WHAT THIS TASK INVOLVES - Except for the pictures, write out all the records that follow exactly.

----------

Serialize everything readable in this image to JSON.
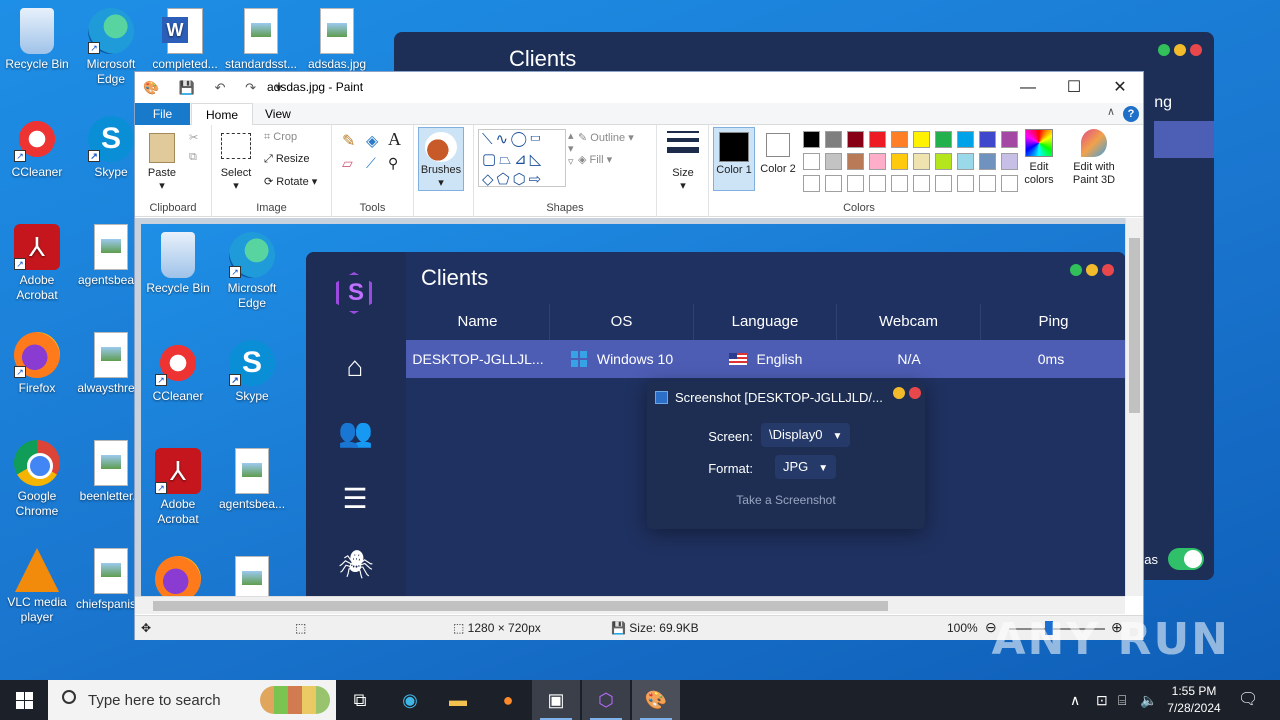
{
  "desktop": {
    "col1": [
      {
        "label": "Recycle Bin",
        "icon": "recycle-bin-icon"
      },
      {
        "label": "Microsoft Edge",
        "icon": "edge-icon"
      },
      {
        "label": "CCleaner",
        "icon": "ccleaner-icon"
      },
      {
        "label": "Skype",
        "icon": "skype-icon"
      },
      {
        "label": "Adobe Acrobat",
        "icon": "acrobat-icon"
      },
      {
        "label": "agentsbea...",
        "icon": "file-icon"
      },
      {
        "label": "Firefox",
        "icon": "firefox-icon"
      },
      {
        "label": "alwaysthre...",
        "icon": "file-icon"
      },
      {
        "label": "Google Chrome",
        "icon": "chrome-icon"
      },
      {
        "label": "beenletter...",
        "icon": "file-icon"
      },
      {
        "label": "VLC media player",
        "icon": "vlc-icon"
      },
      {
        "label": "chiefspanis...",
        "icon": "file-icon"
      }
    ],
    "top_row": [
      {
        "label": "completed...",
        "icon": "word-icon"
      },
      {
        "label": "standardsst...",
        "icon": "file-icon"
      },
      {
        "label": "adsdas.jpg",
        "icon": "file-icon"
      }
    ]
  },
  "bg_app": {
    "title": "Clients",
    "partial_header": "ng",
    "partial_label": "as"
  },
  "paint": {
    "title": "adsdas.jpg - Paint",
    "tabs": {
      "file": "File",
      "home": "Home",
      "view": "View"
    },
    "clipboard": {
      "paste": "Paste",
      "group": "Clipboard"
    },
    "image": {
      "select": "Select",
      "crop": "Crop",
      "resize": "Resize",
      "rotate": "Rotate",
      "group": "Image"
    },
    "tools": {
      "group": "Tools"
    },
    "brushes": "Brushes",
    "shapes": {
      "outline": "Outline",
      "fill": "Fill",
      "group": "Shapes"
    },
    "size": "Size",
    "color1": "Color 1",
    "color2": "Color 2",
    "colors_group": "Colors",
    "edit_colors": "Edit colors",
    "edit_3d": "Edit with Paint 3D",
    "palette": [
      "#000000",
      "#7f7f7f",
      "#880015",
      "#ed1c24",
      "#ff7f27",
      "#fff200",
      "#22b14c",
      "#00a2e8",
      "#3f48cc",
      "#a349a4",
      "#ffffff",
      "#c3c3c3",
      "#b97a57",
      "#ffaec9",
      "#ffc90e",
      "#efe4b0",
      "#b5e61d",
      "#99d9ea",
      "#7092be",
      "#c8bfe7"
    ],
    "status": {
      "dimensions": "1280 × 720px",
      "size": "Size: 69.9KB",
      "zoom": "100%"
    }
  },
  "image": {
    "desktop_icons": [
      {
        "label": "Recycle Bin"
      },
      {
        "label": "Microsoft Edge"
      },
      {
        "label": "CCleaner"
      },
      {
        "label": "Skype"
      },
      {
        "label": "Adobe Acrobat"
      },
      {
        "label": "agentsbea..."
      }
    ],
    "app": {
      "title": "Clients",
      "columns": [
        "Name",
        "OS",
        "Language",
        "Webcam",
        "Ping"
      ],
      "row": {
        "name": "DESKTOP-JGLLJL...",
        "os": "Windows 10",
        "language": "English",
        "webcam": "N/A",
        "ping": "0ms"
      }
    },
    "dialog": {
      "title": "Screenshot [DESKTOP-JGLLJLD/...",
      "screen_label": "Screen:",
      "screen_value": "\\Display0",
      "format_label": "Format:",
      "format_value": "JPG",
      "button": "Take a Screenshot"
    }
  },
  "watermark": "ANY RUN",
  "taskbar": {
    "search_placeholder": "Type here to search",
    "time": "1:55 PM",
    "date": "7/28/2024"
  }
}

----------

OUTPUT BELOW -
Serialize everything readable in this image to JSON.
{
  "desktop": {
    "col1": [
      {
        "label": "Recycle Bin",
        "icon": "recycle-bin-icon"
      },
      {
        "label": "Microsoft Edge",
        "icon": "edge-icon"
      },
      {
        "label": "CCleaner",
        "icon": "ccleaner-icon"
      },
      {
        "label": "Skype",
        "icon": "skype-icon"
      },
      {
        "label": "Adobe Acrobat",
        "icon": "acrobat-icon"
      },
      {
        "label": "agentsbea...",
        "icon": "file-icon"
      },
      {
        "label": "Firefox",
        "icon": "firefox-icon"
      },
      {
        "label": "alwaysthre...",
        "icon": "file-icon"
      },
      {
        "label": "Google Chrome",
        "icon": "chrome-icon"
      },
      {
        "label": "beenletter...",
        "icon": "file-icon"
      },
      {
        "label": "VLC media player",
        "icon": "vlc-icon"
      },
      {
        "label": "chiefspanis...",
        "icon": "file-icon"
      }
    ],
    "top_row": [
      {
        "label": "completed...",
        "icon": "word-icon"
      },
      {
        "label": "standardsst...",
        "icon": "file-icon"
      },
      {
        "label": "adsdas.jpg",
        "icon": "file-icon"
      }
    ]
  },
  "bg_app": {
    "title": "Clients",
    "partial_header": "ng",
    "partial_label": "as"
  },
  "paint": {
    "title": "adsdas.jpg - Paint",
    "tabs": {
      "file": "File",
      "home": "Home",
      "view": "View"
    },
    "clipboard": {
      "paste": "Paste",
      "group": "Clipboard"
    },
    "image": {
      "select": "Select",
      "crop": "Crop",
      "resize": "Resize",
      "rotate": "Rotate",
      "group": "Image"
    },
    "tools": {
      "group": "Tools"
    },
    "brushes": "Brushes",
    "shapes": {
      "outline": "Outline",
      "fill": "Fill",
      "group": "Shapes"
    },
    "size": "Size",
    "color1": "Color 1",
    "color2": "Color 2",
    "colors_group": "Colors",
    "edit_colors": "Edit colors",
    "edit_3d": "Edit with Paint 3D",
    "palette": [
      "#000000",
      "#7f7f7f",
      "#880015",
      "#ed1c24",
      "#ff7f27",
      "#fff200",
      "#22b14c",
      "#00a2e8",
      "#3f48cc",
      "#a349a4",
      "#ffffff",
      "#c3c3c3",
      "#b97a57",
      "#ffaec9",
      "#ffc90e",
      "#efe4b0",
      "#b5e61d",
      "#99d9ea",
      "#7092be",
      "#c8bfe7"
    ],
    "status": {
      "dimensions": "1280 × 720px",
      "size": "Size: 69.9KB",
      "zoom": "100%"
    }
  },
  "image": {
    "desktop_icons": [
      {
        "label": "Recycle Bin"
      },
      {
        "label": "Microsoft Edge"
      },
      {
        "label": "CCleaner"
      },
      {
        "label": "Skype"
      },
      {
        "label": "Adobe Acrobat"
      },
      {
        "label": "agentsbea..."
      }
    ],
    "app": {
      "title": "Clients",
      "columns": [
        "Name",
        "OS",
        "Language",
        "Webcam",
        "Ping"
      ],
      "row": {
        "name": "DESKTOP-JGLLJL...",
        "os": "Windows 10",
        "language": "English",
        "webcam": "N/A",
        "ping": "0ms"
      }
    },
    "dialog": {
      "title": "Screenshot [DESKTOP-JGLLJLD/...",
      "screen_label": "Screen:",
      "screen_value": "\\Display0",
      "format_label": "Format:",
      "format_value": "JPG",
      "button": "Take a Screenshot"
    }
  },
  "watermark": "ANY RUN",
  "taskbar": {
    "search_placeholder": "Type here to search",
    "time": "1:55 PM",
    "date": "7/28/2024"
  }
}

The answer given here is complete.